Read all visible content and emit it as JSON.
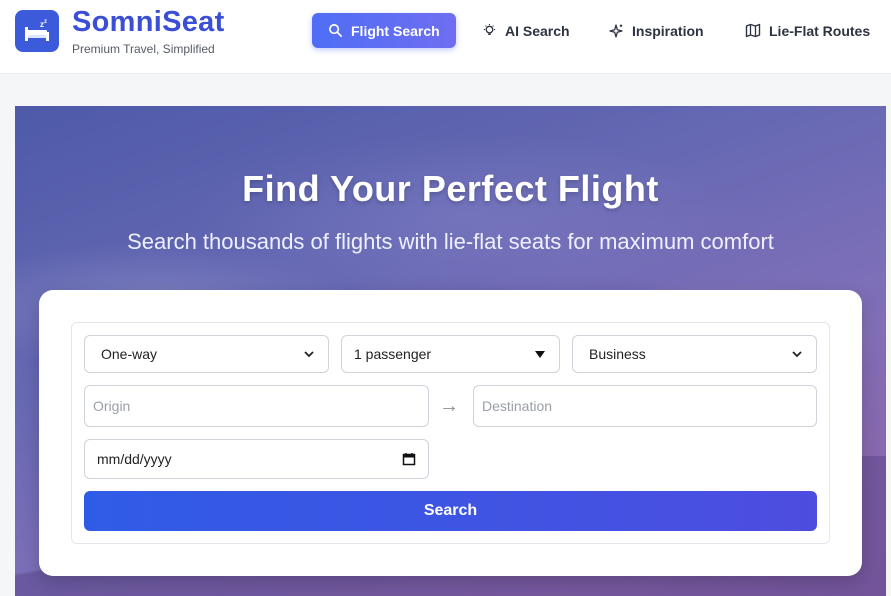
{
  "brand": {
    "name": "SomniSeat",
    "tagline": "Premium Travel, Simplified",
    "logo_icon": "bed-icon",
    "accent_color": "#3b5bdb"
  },
  "nav": {
    "items": [
      {
        "label": "Flight Search",
        "icon": "search-icon",
        "active": true
      },
      {
        "label": "AI Search",
        "icon": "lightbulb-icon",
        "active": false
      },
      {
        "label": "Inspiration",
        "icon": "sparkle-icon",
        "active": false
      },
      {
        "label": "Lie-Flat Routes",
        "icon": "map-icon",
        "active": false
      }
    ]
  },
  "hero": {
    "title": "Find Your Perfect Flight",
    "subtitle": "Search thousands of flights with lie-flat seats for maximum comfort"
  },
  "form": {
    "trip_type": "One-way",
    "passengers": "1 passenger",
    "cabin_class": "Business",
    "origin_placeholder": "Origin",
    "destination_placeholder": "Destination",
    "arrow": "→",
    "date_placeholder": "mm/dd/yyyy",
    "search_label": "Search"
  }
}
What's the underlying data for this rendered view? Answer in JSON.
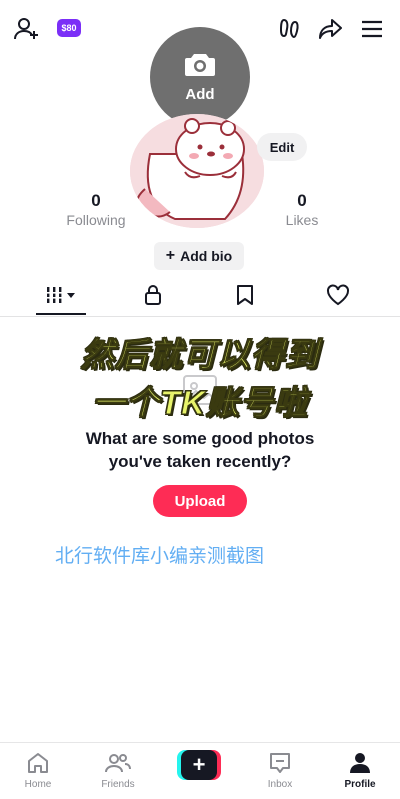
{
  "topbar": {
    "add_friend_icon": "person-plus-icon",
    "coins_badge": "$80",
    "footprints_icon": "footprints-icon",
    "share_icon": "share-arrow-icon",
    "menu_icon": "hamburger-menu-icon"
  },
  "avatar": {
    "add_label": "Add",
    "camera_icon": "camera-icon",
    "edit_label": "Edit"
  },
  "stats": {
    "following": {
      "value": "0",
      "label": "Following"
    },
    "likes": {
      "value": "0",
      "label": "Likes"
    }
  },
  "bio": {
    "plus": "+",
    "label": "Add bio"
  },
  "tabs": [
    {
      "icon": "grid-videos-icon",
      "active": true
    },
    {
      "icon": "lock-icon",
      "active": false
    },
    {
      "icon": "bookmark-icon",
      "active": false
    },
    {
      "icon": "heart-icon",
      "active": false
    }
  ],
  "overlay": {
    "line1": "然后就可以得到",
    "line2": "一个TK账号啦"
  },
  "empty_state": {
    "prompt_line1": "What are some good photos",
    "prompt_line2": "you've taken recently?",
    "upload_label": "Upload"
  },
  "caption": "北行软件库小编亲测截图",
  "bottom_nav": {
    "home": "Home",
    "friends": "Friends",
    "create": "+",
    "inbox": "Inbox",
    "profile": "Profile"
  },
  "colors": {
    "accent": "#fe2c55",
    "cyan": "#25f4ee",
    "badge": "#7b2ff7",
    "overlay_text": "#e7f36b",
    "caption_blue": "#62aef3"
  }
}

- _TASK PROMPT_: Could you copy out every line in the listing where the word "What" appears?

- _ANSWER_:
What's the underlying data for this rendered view? Answer in JSON.
    "prompt_line1": "What are some good photos",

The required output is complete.